JH Oh I wish that were true! I think the universe is more ugly than it is beautiful. I use this slightly tongue in cheek proof that reality at a general level takes a logically unique form. Ironically this proof begins with principles of simplicity and fullness. Simplicity being a bedrock principle of science, that you always reach for the most simple explanation and the principle of fullness being a traditional philosophical principle that goes back to Plato. Beginning with these and going through a few twists of logic I end up with the conclusion that the form we can expect reality to take at its most general level is that of an infinite, incomplete mediocre mess. The laws of physics are not particularly elegant. The ingredients of the universe show no aesthetic parsimony. There are 60 odd elementary particles. That’s way more than is necessary. If the universe is created by a God it’s a God with no sense of economy or elegance. There’s way too much suffering in the universe. Childhood cancer shouldn’t be a part of any decent universe. And even though it’s infinitely removed from nothingness the universe also falls infinitely short of containing all imaginable realities.

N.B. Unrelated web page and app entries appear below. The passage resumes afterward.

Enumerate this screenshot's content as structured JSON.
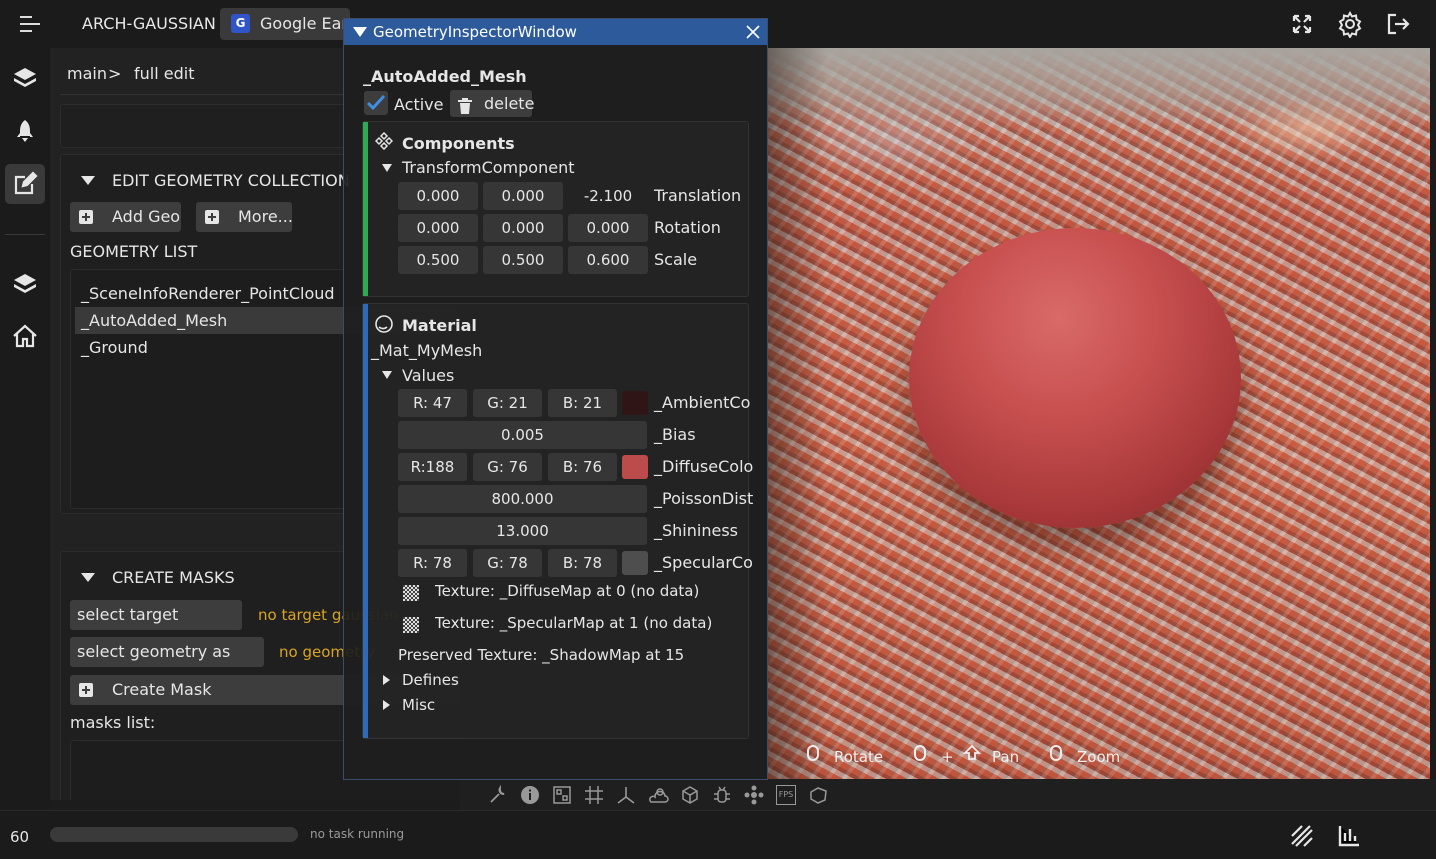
{
  "topbar": {
    "app_title": "ARCH-GAUSSIAN",
    "tab_label": "Google Earth",
    "tab_icon_letter": "G",
    "icons": [
      "menu-icon",
      "fullscreen-icon",
      "settings-icon",
      "logout-icon"
    ]
  },
  "rail": {
    "icons": [
      "layers-icon",
      "rocket-icon",
      "edit-icon",
      "layers-icon",
      "home-icon"
    ],
    "active": "edit-icon"
  },
  "breadcrumb": {
    "root": "main",
    "separator": ">",
    "current": "full edit"
  },
  "geometry_collection": {
    "title": "EDIT GEOMETRY COLLECTION",
    "add_geo_label": "Add Geo",
    "more_label": "More...",
    "list_title": "GEOMETRY LIST",
    "items": [
      "_SceneInfoRenderer_PointCloud",
      "_AutoAdded_Mesh",
      "_Ground"
    ],
    "selected_index": 1
  },
  "masks": {
    "title": "CREATE MASKS",
    "select_gaussian_label": "select target gaussian",
    "no_target_text": "no target gaussian",
    "select_geometry_label": "select geometry as mask",
    "no_geometry_text": "no geometry",
    "create_mask_label": "Create Mask",
    "masks_list_label": "masks list:"
  },
  "inspector": {
    "window_title": "GeometryInspectorWindow",
    "object_name": "_AutoAdded_Mesh",
    "active_label": "Active",
    "active_checked": true,
    "delete_label": "delete",
    "components_title": "Components",
    "transform_title": "TransformComponent",
    "transform": [
      {
        "values": [
          "0.000",
          "0.000",
          "-2.100"
        ],
        "label": "Translation"
      },
      {
        "values": [
          "0.000",
          "0.000",
          "0.000"
        ],
        "label": "Rotation"
      },
      {
        "values": [
          "0.500",
          "0.500",
          "0.600"
        ],
        "label": "Scale"
      }
    ],
    "material_title": "Material",
    "material_name": "_Mat_MyMesh",
    "values_title": "Values",
    "ambient": {
      "r": "R: 47",
      "g": "G: 21",
      "b": "B: 21",
      "label": "_AmbientCo",
      "color": "#2f1515"
    },
    "bias": {
      "value": "0.005",
      "label": "_Bias"
    },
    "diffuse": {
      "r": "R:188",
      "g": "G: 76",
      "b": "B: 76",
      "label": "_DiffuseColo",
      "color": "#bc4c4c"
    },
    "poisson": {
      "value": "800.000",
      "label": "_PoissonDist"
    },
    "shininess": {
      "value": "13.000",
      "label": "_Shininess"
    },
    "specular": {
      "r": "R: 78",
      "g": "G: 78",
      "b": "B: 78",
      "label": "_SpecularCo",
      "color": "#4e4e4e"
    },
    "texture_diffuse": "Texture: _DiffuseMap at 0 (no data)",
    "texture_specular": "Texture: _SpecularMap at 1 (no data)",
    "preserved_texture": "Preserved Texture: _ShadowMap at 15",
    "defines_label": "Defines",
    "misc_label": "Misc"
  },
  "viewport": {
    "hint_rotate": "Rotate",
    "hint_plus": "+",
    "hint_pan": "Pan",
    "hint_zoom": "Zoom",
    "sphere_color": "#c8504f"
  },
  "toolbar": {
    "icons": [
      "wrench-icon",
      "info-icon",
      "qr-icon",
      "grid-icon",
      "axes-icon",
      "weather-icon",
      "cube-icon",
      "bug-icon",
      "splat-icon",
      "fps-icon",
      "box3d-icon"
    ],
    "fps_icon_text": "FPS"
  },
  "status": {
    "fps": "60",
    "task_text": "no task running",
    "icons": [
      "hatch-icon",
      "stats-icon"
    ]
  }
}
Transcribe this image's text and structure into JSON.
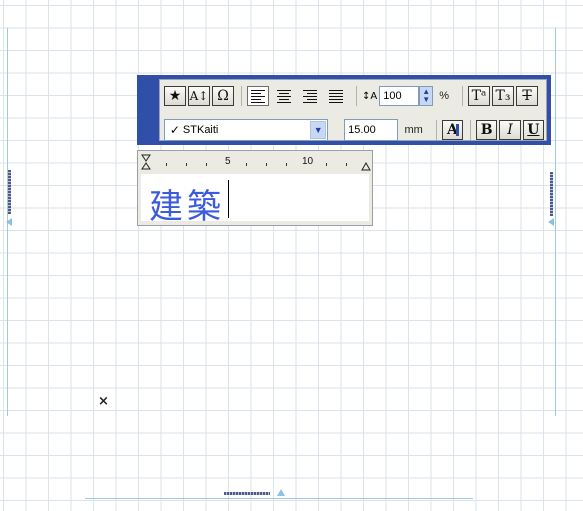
{
  "toolbar": {
    "row1": {
      "buttons": [
        {
          "name": "favorites-button",
          "icon": "star-icon",
          "glyph": "★"
        },
        {
          "name": "text-size-button",
          "icon": "text-resize-icon",
          "glyph": "A↕"
        },
        {
          "name": "special-character-button",
          "icon": "omega-icon",
          "glyph": "Ω"
        }
      ],
      "line_spacing_icon": "line-spacing-icon",
      "line_spacing_glyph": "↕A",
      "line_spacing_value": "100",
      "line_spacing_unit": "%",
      "superscript_label": "Tᵃ",
      "subscript_label": "T₃",
      "strikethrough_label": "T"
    },
    "row2": {
      "font_check": "✓",
      "font_name": "STKaiti",
      "font_size_value": "15.00",
      "font_size_unit": "mm",
      "color_label": "A",
      "bold_label": "B",
      "italic_label": "I",
      "underline_label": "U"
    }
  },
  "ruler": {
    "labels": [
      "5",
      "10"
    ]
  },
  "editor": {
    "text": "建築"
  },
  "canvas": {
    "marker": "×"
  },
  "colors": {
    "toolbar_frame": "#2f4fa8",
    "text_color": "#3b5bdc",
    "guide_line": "#9cc8ea"
  }
}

GB A few people have quoted an artist called Agnes Martin to me who says that beauty is ‘the mystery of life.’ Do you think if we solve the mystery of everything you’ll still see beauty in the same way?
JH No I think the delight one experiences in grasping a truth is the same sort of delight that’s elicited by beauty. I hate to make the hoary old distinction between the beautiful and the sublime but I think that things that are deeply mysterious don’t appeal to me. I’m irritated by mystery. It’s a temperamental thing. I know some people love it. So the day is beautiful and the night is sublime, as Kant said fatuously in one of his early works. The day is flooded with sunlight and everything is crisp and clear in its contours whereas the night is obscurity with these pinpricks of light that are stars. In the extremely unlikely event that all cosmic mystery is somehow dissolved, I don’t think that will destroy my aesthetic appreciation of the cosmos, but then I don’t think the cosmos is an aesthetically satisfying object as a whole. It’s a botched job! I think we should send it back and get a new one!
GB What makes something worthy of the word Beauty to you?
JH I tend to see beauty in simplicity and symmetry. I like rectilinear forms that can be captured by equations that I understand. I know that the highest beauty would be in something like King Lear and I can dimly grasp that but if I were the emperor of the world there would be no buildings by Zaha Hadid. It would always be obvious where the entrance to a building was because it would be symmetrically located. I’d banish Frank Gehry to the ninth circle of hell. I would probably have all the impressionist canvases burned! It’s a form of higher philistinism. I wish I weren’t like that but it’s the mixture of genes I got and people who are attracted to the mysterious and the sublime and the messy and the complicated have a more interesting sense of beauty than I do. But you work with what you’re given.
GB Are you very tidy?
JH I’m messily tidy but since I don’t really consider my physical environment to be real it can be untidy. There’s an Isaiah Berlin essay on the hedgehog and the fox where the fox knows many things and the hedgehog know one big thing. He divides the great creative figures into those two categories so for him Dante is a hedgehog and Shakespeare is a fox. It was mainly about Tolstoy who was a fox who wanted to be a hedgehog. I’m a hedgehog who admires foxes. I believe one big thing, which is the conjunction of the axioms of set theory. So my intellectual life is very tidy while my personal life is squalid in the extreme!